What to do
Every line with the string "JSON" in it belongs in your answer, so copy them all from the data.

Data to process
==============================
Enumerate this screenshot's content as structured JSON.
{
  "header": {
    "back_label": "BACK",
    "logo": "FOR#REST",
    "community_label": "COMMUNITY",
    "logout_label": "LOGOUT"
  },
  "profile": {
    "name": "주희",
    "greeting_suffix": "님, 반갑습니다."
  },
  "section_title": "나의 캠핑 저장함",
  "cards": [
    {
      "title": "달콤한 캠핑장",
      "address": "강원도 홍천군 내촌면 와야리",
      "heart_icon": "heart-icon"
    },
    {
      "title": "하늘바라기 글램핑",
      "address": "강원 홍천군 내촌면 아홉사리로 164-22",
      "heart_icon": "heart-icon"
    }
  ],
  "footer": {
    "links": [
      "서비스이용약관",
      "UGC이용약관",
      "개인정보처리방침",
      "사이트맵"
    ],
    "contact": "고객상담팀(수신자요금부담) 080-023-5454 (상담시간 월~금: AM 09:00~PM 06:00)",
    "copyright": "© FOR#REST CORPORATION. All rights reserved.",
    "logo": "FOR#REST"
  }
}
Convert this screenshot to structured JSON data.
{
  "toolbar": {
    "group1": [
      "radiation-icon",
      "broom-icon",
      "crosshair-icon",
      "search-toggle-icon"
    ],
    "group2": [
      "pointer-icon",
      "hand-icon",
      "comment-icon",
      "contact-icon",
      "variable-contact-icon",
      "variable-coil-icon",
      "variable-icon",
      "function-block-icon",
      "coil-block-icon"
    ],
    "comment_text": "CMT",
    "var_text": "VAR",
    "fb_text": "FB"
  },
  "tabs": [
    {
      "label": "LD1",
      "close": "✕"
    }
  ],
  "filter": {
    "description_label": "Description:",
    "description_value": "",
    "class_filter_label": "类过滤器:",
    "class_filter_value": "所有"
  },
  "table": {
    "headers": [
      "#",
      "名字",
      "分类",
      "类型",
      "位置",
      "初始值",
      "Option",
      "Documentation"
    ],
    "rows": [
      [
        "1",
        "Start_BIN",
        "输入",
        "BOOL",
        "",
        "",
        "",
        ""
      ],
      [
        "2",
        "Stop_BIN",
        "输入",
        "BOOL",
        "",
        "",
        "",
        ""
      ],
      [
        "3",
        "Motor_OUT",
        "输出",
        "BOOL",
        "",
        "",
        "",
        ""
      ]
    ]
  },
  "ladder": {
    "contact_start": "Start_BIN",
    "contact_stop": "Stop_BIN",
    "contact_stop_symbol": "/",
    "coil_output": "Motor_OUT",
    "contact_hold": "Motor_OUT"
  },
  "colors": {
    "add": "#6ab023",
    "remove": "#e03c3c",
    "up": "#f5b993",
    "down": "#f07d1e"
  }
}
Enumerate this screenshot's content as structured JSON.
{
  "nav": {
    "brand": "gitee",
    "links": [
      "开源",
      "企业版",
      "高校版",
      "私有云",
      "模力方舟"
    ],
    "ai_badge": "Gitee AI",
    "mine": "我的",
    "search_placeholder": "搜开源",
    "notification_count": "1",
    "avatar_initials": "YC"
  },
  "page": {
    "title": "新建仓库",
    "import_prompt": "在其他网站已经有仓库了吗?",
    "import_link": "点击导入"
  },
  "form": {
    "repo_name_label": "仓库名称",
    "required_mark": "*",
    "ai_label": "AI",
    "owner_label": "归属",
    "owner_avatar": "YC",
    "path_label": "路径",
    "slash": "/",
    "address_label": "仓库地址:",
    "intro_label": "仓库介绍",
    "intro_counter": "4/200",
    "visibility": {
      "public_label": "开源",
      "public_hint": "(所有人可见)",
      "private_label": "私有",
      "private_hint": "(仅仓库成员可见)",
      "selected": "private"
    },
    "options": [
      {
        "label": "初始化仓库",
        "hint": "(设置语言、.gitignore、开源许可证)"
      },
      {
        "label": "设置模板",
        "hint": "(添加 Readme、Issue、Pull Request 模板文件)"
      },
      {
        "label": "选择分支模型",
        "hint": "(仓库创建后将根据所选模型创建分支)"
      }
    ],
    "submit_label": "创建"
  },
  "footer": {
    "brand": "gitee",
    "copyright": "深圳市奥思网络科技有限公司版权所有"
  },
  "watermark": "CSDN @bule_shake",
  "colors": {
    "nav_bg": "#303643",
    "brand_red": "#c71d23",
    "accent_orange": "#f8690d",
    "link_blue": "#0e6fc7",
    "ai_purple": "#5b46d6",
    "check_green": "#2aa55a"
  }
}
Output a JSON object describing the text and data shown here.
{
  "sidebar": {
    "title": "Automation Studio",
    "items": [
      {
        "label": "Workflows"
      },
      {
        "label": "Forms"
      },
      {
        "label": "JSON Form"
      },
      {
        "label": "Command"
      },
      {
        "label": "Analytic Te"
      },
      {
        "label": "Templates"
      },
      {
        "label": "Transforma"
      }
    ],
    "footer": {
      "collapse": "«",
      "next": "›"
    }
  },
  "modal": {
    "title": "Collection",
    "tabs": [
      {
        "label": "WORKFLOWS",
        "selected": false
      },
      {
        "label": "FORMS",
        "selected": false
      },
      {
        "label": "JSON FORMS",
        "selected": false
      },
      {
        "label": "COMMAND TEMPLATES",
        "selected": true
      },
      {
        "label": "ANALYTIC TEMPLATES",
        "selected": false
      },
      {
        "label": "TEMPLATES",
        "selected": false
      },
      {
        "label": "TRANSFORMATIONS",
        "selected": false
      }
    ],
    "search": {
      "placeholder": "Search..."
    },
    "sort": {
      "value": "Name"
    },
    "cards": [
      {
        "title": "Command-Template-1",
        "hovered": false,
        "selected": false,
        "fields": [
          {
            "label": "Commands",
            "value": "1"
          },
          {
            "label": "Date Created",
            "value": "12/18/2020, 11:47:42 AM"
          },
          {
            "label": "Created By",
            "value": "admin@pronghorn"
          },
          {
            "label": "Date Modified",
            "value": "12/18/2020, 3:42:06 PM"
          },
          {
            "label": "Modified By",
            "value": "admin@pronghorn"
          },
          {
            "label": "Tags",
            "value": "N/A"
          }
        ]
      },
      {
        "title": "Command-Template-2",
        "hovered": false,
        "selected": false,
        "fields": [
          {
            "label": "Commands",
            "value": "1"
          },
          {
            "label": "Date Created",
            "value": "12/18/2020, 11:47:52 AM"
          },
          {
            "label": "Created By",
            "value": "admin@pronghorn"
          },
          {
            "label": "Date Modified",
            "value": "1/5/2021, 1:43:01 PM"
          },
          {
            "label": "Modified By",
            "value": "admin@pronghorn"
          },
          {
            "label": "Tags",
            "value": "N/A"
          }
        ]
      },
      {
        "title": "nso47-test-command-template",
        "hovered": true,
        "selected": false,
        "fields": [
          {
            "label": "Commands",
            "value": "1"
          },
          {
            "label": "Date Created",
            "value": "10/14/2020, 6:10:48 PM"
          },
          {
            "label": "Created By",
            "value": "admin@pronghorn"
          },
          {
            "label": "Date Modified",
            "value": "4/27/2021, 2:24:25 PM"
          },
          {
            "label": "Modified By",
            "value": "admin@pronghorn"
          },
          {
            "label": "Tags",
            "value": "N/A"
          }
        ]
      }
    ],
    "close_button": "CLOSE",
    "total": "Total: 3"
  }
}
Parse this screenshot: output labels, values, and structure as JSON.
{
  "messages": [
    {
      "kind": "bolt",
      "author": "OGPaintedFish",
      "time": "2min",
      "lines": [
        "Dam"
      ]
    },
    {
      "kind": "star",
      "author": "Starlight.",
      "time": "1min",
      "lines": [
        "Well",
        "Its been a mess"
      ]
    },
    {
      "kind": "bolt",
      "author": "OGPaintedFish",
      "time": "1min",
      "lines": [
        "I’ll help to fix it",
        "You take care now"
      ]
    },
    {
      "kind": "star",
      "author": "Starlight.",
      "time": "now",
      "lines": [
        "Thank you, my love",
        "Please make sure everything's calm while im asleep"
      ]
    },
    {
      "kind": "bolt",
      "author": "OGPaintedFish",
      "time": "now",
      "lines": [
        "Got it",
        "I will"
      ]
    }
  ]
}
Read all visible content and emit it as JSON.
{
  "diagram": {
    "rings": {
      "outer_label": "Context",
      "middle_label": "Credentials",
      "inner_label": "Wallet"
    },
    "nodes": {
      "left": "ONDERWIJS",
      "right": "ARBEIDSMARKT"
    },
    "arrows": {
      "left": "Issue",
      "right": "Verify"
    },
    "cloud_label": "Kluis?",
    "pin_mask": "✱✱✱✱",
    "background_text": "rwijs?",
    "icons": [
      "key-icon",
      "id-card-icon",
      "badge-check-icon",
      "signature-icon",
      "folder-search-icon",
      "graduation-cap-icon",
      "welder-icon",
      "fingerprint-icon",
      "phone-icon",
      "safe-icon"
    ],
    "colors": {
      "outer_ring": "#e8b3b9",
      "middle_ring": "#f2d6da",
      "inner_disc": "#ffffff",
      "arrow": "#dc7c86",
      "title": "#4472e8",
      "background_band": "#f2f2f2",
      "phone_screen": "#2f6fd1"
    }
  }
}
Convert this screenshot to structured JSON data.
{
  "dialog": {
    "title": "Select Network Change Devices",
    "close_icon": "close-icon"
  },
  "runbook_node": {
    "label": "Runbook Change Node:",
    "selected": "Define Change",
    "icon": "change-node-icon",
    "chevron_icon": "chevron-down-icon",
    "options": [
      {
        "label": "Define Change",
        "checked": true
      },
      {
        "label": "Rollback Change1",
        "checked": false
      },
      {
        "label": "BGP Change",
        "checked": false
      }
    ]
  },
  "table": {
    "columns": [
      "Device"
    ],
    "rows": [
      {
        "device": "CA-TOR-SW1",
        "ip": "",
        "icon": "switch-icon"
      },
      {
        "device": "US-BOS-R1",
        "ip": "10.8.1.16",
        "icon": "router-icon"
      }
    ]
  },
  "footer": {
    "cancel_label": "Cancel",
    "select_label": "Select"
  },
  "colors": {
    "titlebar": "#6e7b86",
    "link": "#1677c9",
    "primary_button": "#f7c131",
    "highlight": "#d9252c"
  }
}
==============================
Exercise solution
Enumerate this screenshot's content as structured JSON.
Convert this screenshot to structured JSON data.
Enumerate this screenshot's content as structured JSON.
Output a JSON object describing the text and data shown here.
        "label": "JSON Form"
        "label": "JSON FORMS",
Parse this screenshot: output labels, values, and structure as JSON.
Read all visible content and emit it as JSON.
Convert this screenshot to structured JSON data.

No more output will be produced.